*** Opening of DATASET RECORDS ***

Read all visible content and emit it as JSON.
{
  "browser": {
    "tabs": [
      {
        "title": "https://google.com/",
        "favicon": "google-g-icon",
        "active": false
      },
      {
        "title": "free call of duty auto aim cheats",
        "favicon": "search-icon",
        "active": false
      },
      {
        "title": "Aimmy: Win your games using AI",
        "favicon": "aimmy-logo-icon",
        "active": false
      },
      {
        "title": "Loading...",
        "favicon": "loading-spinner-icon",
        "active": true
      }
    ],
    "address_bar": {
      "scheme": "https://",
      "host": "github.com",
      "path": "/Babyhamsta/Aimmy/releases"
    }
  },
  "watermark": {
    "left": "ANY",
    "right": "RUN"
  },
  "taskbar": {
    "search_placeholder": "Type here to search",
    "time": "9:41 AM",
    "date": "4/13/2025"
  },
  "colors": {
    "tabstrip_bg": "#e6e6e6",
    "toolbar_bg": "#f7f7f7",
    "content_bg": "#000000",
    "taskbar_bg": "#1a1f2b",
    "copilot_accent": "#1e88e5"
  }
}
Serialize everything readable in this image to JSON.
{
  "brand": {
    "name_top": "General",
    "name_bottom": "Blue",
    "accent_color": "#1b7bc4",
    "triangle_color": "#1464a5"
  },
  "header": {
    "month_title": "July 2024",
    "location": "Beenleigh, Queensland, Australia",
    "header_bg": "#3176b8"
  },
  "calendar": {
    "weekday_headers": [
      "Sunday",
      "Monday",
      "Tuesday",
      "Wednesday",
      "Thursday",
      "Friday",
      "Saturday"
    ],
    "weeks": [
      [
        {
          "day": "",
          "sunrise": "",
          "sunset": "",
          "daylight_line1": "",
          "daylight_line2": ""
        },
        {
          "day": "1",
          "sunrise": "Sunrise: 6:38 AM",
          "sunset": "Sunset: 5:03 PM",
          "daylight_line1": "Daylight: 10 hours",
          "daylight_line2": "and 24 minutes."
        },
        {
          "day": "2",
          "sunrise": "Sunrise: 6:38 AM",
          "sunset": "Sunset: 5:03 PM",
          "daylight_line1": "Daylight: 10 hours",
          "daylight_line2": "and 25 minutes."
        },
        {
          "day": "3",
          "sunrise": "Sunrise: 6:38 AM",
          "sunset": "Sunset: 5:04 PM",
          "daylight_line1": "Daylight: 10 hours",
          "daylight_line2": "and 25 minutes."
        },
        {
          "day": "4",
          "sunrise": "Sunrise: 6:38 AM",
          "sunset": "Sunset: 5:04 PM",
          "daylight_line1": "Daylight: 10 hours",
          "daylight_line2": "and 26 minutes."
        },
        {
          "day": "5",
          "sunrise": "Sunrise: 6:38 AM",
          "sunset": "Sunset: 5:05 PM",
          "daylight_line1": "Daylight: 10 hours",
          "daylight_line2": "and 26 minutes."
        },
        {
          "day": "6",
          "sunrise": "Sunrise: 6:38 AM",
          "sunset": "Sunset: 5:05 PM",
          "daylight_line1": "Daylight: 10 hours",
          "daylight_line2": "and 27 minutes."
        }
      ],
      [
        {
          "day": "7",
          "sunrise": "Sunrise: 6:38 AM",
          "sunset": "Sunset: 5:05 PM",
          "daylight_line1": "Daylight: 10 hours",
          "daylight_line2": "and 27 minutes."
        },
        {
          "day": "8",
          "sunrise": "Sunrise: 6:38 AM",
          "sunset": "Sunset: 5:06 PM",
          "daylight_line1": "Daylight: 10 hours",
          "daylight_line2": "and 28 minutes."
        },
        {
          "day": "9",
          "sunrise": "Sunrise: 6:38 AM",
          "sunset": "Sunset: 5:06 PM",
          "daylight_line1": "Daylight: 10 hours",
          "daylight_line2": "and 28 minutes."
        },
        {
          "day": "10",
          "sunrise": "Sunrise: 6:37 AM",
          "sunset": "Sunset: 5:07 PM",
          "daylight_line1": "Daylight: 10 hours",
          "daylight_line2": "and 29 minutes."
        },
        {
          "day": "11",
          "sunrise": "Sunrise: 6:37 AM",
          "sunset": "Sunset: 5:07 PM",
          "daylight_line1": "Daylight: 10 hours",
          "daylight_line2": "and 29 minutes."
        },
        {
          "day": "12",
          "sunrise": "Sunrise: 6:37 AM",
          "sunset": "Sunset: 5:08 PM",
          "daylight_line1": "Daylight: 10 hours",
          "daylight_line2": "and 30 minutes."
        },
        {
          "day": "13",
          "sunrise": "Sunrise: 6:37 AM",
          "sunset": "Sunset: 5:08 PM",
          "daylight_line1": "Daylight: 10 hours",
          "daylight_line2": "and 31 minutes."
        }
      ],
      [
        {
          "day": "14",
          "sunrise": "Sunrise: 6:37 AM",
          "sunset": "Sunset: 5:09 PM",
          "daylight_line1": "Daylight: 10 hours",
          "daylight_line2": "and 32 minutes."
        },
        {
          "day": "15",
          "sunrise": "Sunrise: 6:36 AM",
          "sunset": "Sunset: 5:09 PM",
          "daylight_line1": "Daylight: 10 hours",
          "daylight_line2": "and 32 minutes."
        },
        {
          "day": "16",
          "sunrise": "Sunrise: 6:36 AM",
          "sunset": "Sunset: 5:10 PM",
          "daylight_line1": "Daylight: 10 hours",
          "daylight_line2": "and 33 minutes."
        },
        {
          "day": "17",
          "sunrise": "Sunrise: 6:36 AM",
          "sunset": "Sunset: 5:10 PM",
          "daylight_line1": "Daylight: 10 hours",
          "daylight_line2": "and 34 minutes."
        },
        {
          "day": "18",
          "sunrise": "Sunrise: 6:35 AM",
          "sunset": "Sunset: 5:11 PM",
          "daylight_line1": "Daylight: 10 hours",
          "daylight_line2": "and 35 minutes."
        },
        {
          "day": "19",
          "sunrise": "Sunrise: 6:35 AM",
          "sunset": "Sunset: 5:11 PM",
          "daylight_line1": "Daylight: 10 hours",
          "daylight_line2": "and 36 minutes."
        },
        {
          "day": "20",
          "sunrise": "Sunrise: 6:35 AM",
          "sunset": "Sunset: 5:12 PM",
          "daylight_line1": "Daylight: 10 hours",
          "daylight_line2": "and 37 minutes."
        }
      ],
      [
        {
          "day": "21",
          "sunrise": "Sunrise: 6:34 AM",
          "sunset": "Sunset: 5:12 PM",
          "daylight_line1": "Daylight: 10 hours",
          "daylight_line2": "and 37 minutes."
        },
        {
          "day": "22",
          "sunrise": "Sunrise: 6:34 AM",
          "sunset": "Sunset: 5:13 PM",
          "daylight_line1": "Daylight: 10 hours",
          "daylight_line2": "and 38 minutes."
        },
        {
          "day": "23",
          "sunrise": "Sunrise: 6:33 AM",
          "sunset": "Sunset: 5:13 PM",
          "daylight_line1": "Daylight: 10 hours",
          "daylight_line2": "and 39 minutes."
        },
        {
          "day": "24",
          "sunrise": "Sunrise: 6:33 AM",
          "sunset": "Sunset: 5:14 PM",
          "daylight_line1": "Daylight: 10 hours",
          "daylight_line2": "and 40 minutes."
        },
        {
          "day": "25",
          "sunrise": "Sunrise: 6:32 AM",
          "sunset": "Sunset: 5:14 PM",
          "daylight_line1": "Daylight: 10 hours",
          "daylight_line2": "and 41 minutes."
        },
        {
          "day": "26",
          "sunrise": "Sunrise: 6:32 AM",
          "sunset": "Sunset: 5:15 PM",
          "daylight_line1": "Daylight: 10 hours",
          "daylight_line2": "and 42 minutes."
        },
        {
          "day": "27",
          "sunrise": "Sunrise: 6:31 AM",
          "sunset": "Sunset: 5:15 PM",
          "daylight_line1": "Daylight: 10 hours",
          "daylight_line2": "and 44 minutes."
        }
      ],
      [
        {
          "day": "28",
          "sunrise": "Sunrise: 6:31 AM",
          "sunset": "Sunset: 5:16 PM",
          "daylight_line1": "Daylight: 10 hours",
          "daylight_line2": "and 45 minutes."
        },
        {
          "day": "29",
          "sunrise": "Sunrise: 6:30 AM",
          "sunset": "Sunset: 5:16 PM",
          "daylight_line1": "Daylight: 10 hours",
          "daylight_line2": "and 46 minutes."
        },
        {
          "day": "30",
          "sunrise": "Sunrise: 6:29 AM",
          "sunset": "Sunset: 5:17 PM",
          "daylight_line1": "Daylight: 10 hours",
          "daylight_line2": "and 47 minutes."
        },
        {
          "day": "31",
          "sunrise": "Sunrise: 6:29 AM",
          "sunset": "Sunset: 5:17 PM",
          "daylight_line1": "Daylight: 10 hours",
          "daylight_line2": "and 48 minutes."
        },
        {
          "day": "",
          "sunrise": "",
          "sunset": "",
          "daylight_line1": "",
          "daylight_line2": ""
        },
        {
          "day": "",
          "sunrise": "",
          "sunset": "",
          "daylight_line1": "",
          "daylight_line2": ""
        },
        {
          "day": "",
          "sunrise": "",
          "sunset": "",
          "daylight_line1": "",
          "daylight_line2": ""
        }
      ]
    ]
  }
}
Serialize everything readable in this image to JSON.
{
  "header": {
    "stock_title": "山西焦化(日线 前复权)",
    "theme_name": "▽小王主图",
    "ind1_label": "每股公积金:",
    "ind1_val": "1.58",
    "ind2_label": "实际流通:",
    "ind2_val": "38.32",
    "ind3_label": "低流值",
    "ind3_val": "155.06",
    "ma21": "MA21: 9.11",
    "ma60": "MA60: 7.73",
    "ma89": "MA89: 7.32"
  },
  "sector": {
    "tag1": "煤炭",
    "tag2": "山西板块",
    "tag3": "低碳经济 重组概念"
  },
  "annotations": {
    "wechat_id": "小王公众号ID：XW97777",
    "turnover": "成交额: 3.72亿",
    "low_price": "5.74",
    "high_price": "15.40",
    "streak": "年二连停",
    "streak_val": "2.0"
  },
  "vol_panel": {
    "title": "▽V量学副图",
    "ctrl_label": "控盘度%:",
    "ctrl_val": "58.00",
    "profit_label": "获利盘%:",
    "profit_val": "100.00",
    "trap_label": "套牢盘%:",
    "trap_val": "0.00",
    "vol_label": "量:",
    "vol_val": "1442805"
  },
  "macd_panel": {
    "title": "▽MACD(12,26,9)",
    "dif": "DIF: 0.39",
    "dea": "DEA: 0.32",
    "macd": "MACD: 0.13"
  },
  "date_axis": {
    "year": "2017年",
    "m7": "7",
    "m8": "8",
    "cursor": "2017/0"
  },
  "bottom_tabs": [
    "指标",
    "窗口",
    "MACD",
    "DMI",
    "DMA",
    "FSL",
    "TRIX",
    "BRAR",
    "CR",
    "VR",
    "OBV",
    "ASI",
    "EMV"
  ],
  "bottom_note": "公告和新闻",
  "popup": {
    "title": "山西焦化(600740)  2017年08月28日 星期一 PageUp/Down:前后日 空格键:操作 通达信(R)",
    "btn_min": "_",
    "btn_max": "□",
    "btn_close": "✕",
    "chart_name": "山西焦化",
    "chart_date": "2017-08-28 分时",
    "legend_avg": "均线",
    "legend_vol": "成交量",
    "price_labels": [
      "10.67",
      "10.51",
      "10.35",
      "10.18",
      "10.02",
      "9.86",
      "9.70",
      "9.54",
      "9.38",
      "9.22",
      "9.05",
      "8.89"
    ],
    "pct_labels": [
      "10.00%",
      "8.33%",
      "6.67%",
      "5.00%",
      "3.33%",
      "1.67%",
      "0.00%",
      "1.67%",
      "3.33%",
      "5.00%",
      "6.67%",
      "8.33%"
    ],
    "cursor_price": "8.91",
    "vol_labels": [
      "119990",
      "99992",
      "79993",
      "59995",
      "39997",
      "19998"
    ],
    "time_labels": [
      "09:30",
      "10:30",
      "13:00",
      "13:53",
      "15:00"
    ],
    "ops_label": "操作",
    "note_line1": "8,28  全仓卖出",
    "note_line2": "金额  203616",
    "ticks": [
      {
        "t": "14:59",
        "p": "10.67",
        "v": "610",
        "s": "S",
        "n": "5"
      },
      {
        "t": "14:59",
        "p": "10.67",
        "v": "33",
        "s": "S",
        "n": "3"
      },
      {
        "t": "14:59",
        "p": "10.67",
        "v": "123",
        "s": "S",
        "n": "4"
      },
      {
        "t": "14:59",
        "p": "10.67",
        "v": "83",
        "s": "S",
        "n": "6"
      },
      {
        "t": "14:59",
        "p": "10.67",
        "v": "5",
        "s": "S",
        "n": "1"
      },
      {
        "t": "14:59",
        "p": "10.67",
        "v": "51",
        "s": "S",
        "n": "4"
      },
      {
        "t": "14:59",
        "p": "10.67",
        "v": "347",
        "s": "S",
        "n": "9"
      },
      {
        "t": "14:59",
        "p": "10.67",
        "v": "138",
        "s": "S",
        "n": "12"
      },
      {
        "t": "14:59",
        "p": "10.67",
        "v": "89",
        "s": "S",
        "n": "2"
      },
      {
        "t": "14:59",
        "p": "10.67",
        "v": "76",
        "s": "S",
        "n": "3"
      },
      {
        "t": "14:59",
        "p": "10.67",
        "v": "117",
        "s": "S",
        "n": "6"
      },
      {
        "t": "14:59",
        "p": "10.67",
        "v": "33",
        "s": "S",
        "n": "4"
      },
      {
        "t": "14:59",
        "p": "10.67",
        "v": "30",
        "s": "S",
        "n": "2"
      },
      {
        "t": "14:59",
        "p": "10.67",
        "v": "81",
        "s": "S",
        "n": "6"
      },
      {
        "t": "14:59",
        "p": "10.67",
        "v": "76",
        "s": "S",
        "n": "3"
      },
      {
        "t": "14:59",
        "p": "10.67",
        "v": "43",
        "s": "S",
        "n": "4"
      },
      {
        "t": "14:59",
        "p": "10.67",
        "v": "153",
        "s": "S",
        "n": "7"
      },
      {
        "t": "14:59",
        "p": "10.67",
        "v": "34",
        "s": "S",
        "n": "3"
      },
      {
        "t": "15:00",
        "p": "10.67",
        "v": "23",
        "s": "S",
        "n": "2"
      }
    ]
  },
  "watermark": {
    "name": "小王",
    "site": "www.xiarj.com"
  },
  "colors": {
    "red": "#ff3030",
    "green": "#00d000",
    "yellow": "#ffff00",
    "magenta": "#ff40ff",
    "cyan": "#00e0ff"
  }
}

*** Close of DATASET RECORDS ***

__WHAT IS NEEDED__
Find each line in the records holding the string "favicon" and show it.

__RESULT OF THIS TASK__
        "favicon": "google-g-icon",
        "favicon": "search-icon",
        "favicon": "aimmy-logo-icon",
        "favicon": "loading-spinner-icon",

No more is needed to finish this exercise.